Maíria Cahill, a member of a respected Republican family from Belfast and a former youth activist with Sinn Féin, has recently sought vindication for what she regards as unfair treatment at the hands of the (Provisional) Irish Republican Army – and Sinn Féin – during the late 1990s and early 2000s. She has convincingly argued that her complaints of a series of sexual assaults at the hands of prominent member of the (P)IRA in 1997-98 were subject to an inadequate military investigation followed by an internal cover-up. I have already made clear my own belief in her claims, even when one takes into account the distorted spinning of Ireland’s generally anti-republican newspapers, both nationally and regionally. Yes, there is some confusion in the sequence of events, as well contradictory statements, but the explanations offered by Sinn Féin and Gerry Adams in relation to the matter are so far unconvincing (and the hysterical reaction of some SF supporters is simply counter-productive). As the leader of arguably the largest political party on our island nation we need a fuller – and more reasoned – answer to the allegations made in recent days than has so far been issued.
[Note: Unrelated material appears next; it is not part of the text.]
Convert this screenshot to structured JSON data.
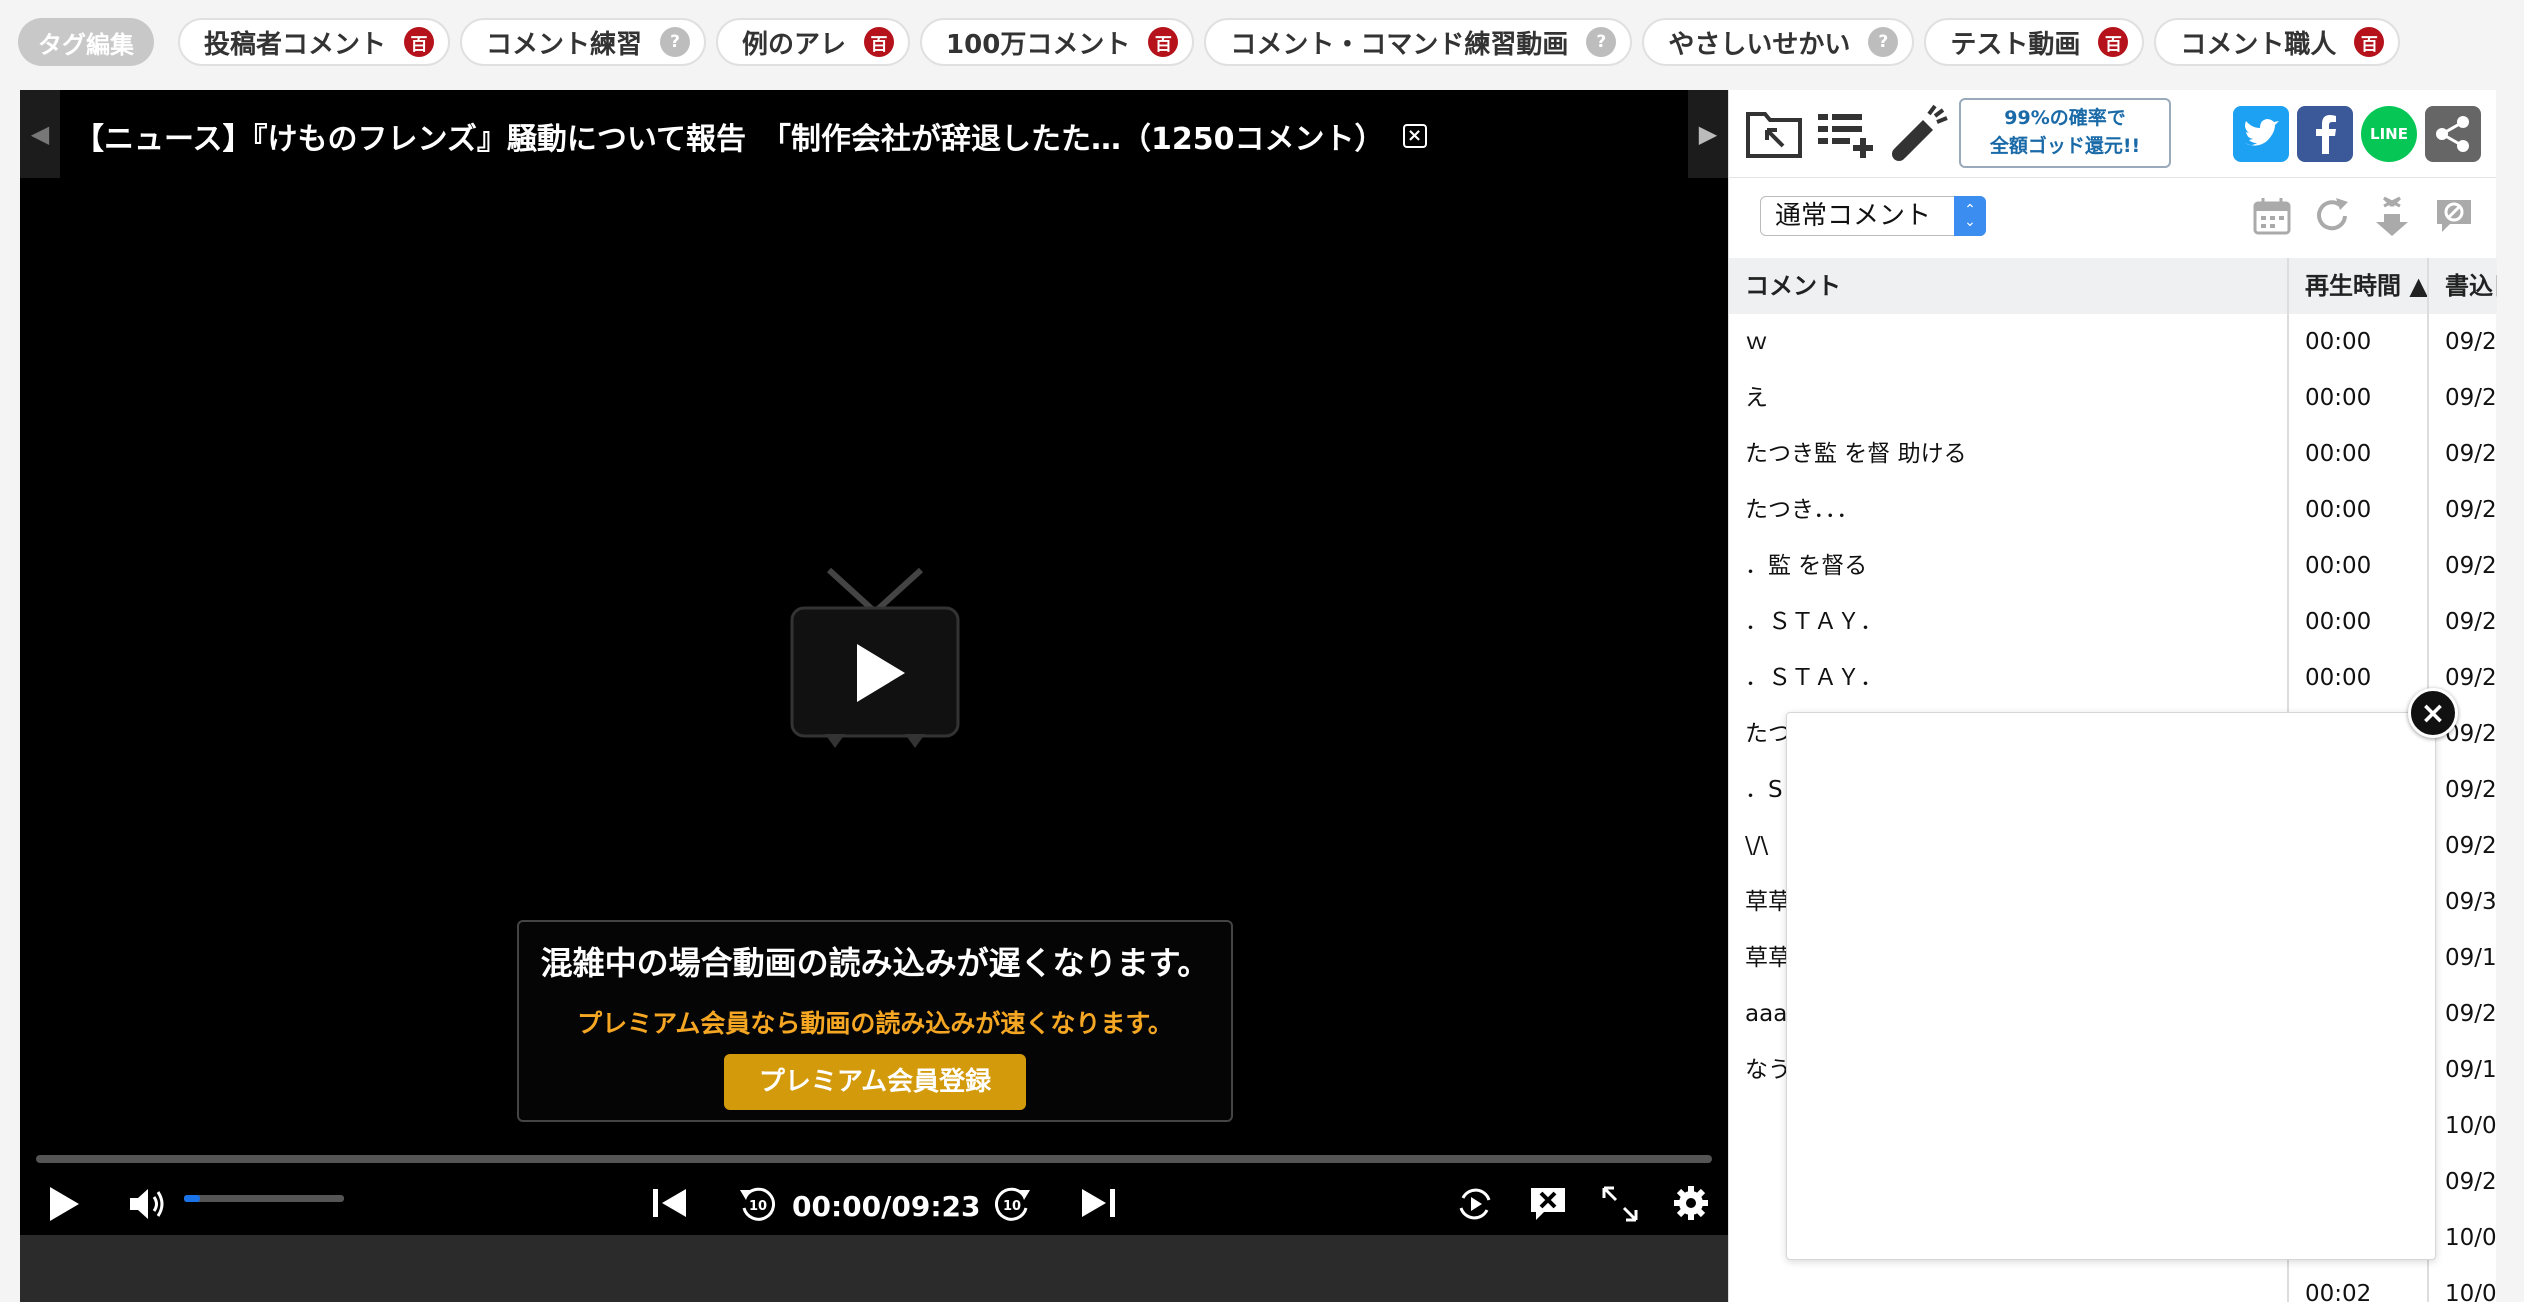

However the images throughout the print and electronic media of Maíria Cahill standing outside the Oireachtas with Fianna Fáil leader Michaél Martin leaves one more than a little uneasy. FF, along with its establishment colleagues in Fine Gael and Labour, ignored the systemic abuse and maltreatment of thousands of Irish citizens in institutions funded or authorised by the state for much of the 20th century. Men, women and children; the young, the old, the ill and the disabled: all were abandoned to fates that still make headlines as each new historical revelation shocks the country. Those parties have yet to make adequate explanation or apology for their decades-old dereliction of duty (or connivance in criminal activities). Moreover unease turns to cynicism when one remembers Michaél Martin’s avowed aim of using any and all opportunities to attack Sinn Féin now that the latter threatens the fanciful restoration of Fianna Fáil’s electoral hegemony at the ballot box. The lameduck FF leader has spent more time criticising SF north and south on a range of issues than he has fighting for the rights and equalities of Irish citizens living in the north-east of our nation.
While significant elements of this country’s political and media establishments, the Irish continuity state, exploit this latest scandal within the (Provisional) Republican movement it is worth noting that those very same elements would otherwise deny that Maíria Cahill, or the community she comes from, are Irish people or citizens of this Republic at all. Some of the journalists and writers most prominent online in championing her cause are the very same ones who in recent months and years would have refused to recognise Ms. Cahill as Irish. Instead they would have described her as “British”. And when the outrage has died, and the story has faded from public consciousness, no doubt they will go back to doing so again.
My enemy’s enemy is not always my friend.